> Action item
Please go through the records below and return every line holding the word "during".

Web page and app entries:
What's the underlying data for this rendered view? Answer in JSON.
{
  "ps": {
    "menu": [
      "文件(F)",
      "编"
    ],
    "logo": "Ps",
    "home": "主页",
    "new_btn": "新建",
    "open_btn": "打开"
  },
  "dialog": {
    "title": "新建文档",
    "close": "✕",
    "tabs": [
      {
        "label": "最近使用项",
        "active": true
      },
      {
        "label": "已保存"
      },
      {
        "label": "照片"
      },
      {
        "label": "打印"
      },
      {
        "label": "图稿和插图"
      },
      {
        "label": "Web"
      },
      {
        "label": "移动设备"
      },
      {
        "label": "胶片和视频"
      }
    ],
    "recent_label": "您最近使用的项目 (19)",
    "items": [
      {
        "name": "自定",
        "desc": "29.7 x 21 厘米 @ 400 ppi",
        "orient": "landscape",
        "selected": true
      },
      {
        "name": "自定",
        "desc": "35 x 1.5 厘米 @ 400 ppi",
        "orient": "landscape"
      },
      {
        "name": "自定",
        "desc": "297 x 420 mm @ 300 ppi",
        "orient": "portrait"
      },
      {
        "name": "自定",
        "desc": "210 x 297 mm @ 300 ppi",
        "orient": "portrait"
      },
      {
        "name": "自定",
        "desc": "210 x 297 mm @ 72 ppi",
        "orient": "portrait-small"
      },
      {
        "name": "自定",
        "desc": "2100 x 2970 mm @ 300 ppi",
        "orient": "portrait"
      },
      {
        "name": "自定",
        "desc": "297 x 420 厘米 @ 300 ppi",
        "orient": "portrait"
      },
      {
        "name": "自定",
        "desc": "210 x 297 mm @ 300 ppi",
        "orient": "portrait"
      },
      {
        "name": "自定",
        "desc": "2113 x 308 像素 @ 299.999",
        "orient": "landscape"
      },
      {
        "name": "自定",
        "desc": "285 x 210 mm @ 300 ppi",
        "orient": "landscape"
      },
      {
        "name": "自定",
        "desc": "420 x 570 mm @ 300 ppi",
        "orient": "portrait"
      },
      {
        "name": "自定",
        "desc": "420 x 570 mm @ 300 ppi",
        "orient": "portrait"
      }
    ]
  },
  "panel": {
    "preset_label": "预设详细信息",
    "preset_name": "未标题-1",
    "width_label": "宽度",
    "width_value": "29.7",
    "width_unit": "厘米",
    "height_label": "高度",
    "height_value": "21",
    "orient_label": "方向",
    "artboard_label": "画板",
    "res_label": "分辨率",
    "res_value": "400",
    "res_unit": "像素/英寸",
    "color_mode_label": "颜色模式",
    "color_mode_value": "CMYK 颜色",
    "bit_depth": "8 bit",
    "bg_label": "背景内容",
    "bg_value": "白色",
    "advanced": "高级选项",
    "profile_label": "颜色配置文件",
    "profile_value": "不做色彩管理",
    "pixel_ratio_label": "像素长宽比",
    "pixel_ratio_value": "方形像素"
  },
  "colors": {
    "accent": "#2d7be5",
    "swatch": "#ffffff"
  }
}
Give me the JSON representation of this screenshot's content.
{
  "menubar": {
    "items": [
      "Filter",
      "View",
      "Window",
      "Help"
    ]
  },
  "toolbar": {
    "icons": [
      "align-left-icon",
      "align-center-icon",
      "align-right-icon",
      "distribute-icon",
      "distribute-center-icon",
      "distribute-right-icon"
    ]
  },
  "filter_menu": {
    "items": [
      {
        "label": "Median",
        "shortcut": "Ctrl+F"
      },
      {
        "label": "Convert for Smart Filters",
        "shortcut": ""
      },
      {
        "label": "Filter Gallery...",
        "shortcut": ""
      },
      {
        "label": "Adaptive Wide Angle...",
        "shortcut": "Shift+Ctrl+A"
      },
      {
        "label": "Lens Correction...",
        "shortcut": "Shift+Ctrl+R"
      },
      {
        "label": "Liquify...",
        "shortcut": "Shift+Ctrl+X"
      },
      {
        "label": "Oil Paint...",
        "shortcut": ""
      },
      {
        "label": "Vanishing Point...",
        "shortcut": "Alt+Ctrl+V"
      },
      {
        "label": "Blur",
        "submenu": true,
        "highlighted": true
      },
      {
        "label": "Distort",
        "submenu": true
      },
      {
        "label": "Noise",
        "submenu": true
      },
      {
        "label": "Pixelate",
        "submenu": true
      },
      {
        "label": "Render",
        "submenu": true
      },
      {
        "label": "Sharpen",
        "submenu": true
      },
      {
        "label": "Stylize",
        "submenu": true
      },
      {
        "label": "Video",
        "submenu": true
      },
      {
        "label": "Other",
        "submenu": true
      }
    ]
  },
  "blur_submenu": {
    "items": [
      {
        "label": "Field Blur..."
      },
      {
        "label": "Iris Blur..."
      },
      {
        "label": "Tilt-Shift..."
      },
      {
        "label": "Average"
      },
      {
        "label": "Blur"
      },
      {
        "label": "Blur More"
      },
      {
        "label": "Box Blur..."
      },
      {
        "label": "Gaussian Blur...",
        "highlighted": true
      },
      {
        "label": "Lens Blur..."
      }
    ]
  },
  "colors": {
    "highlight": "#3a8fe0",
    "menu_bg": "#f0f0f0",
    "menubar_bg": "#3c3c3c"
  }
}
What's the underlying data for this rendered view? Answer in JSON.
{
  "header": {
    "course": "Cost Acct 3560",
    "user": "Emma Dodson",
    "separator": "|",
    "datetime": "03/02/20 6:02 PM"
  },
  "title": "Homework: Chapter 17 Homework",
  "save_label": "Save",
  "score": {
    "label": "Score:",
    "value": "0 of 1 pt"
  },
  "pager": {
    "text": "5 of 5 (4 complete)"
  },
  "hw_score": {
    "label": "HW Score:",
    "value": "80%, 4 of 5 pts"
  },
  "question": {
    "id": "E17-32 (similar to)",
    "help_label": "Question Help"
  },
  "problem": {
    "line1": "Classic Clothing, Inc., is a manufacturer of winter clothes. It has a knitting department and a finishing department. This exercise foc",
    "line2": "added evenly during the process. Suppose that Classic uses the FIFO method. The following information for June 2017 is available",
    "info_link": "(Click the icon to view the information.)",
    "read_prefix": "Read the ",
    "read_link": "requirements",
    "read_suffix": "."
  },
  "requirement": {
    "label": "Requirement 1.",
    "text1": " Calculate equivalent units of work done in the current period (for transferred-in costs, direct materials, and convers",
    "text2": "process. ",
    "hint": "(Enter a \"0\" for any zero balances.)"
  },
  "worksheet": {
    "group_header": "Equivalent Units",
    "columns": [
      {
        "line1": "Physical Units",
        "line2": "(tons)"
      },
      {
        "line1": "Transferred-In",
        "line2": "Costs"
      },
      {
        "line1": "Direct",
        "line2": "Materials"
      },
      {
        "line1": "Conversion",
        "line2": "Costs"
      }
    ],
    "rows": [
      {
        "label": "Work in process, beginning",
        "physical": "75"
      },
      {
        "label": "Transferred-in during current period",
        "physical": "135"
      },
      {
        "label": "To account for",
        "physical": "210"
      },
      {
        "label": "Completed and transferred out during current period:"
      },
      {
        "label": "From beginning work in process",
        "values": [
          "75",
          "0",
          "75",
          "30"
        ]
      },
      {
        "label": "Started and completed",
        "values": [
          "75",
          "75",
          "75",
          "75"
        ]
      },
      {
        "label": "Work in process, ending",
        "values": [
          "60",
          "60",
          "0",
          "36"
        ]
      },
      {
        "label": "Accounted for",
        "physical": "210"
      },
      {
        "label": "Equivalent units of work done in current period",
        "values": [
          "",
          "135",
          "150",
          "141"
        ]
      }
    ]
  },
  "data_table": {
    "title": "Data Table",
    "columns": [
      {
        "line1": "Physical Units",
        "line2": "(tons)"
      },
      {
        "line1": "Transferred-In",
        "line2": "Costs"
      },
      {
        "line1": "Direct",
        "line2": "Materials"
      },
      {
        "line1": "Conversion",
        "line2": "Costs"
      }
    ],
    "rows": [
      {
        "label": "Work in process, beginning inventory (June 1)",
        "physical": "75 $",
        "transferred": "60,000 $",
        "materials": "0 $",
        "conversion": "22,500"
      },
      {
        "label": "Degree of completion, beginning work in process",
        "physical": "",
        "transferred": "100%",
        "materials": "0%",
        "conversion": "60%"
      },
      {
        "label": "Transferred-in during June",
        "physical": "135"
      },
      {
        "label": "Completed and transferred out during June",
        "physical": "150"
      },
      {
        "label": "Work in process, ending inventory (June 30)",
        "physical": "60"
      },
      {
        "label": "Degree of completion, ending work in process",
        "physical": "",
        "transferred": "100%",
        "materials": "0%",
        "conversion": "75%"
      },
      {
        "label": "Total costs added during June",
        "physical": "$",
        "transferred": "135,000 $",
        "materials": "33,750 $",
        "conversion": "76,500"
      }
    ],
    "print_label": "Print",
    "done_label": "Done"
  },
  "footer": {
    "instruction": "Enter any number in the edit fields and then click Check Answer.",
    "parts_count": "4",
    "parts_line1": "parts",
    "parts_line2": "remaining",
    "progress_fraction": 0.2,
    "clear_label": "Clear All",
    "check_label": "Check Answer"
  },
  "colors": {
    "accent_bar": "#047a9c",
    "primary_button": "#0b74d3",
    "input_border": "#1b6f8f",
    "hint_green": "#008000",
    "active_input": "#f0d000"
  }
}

> Answer section
    "line2": "added evenly during the process. Suppose that Classic uses the FIFO method. The following information for June 2017 is available",
        "label": "Transferred-in during current period",
        "label": "Completed and transferred out during current period:"
        "label": "Transferred-in during June",
        "label": "Completed and transferred out during June",
        "label": "Total costs added during June",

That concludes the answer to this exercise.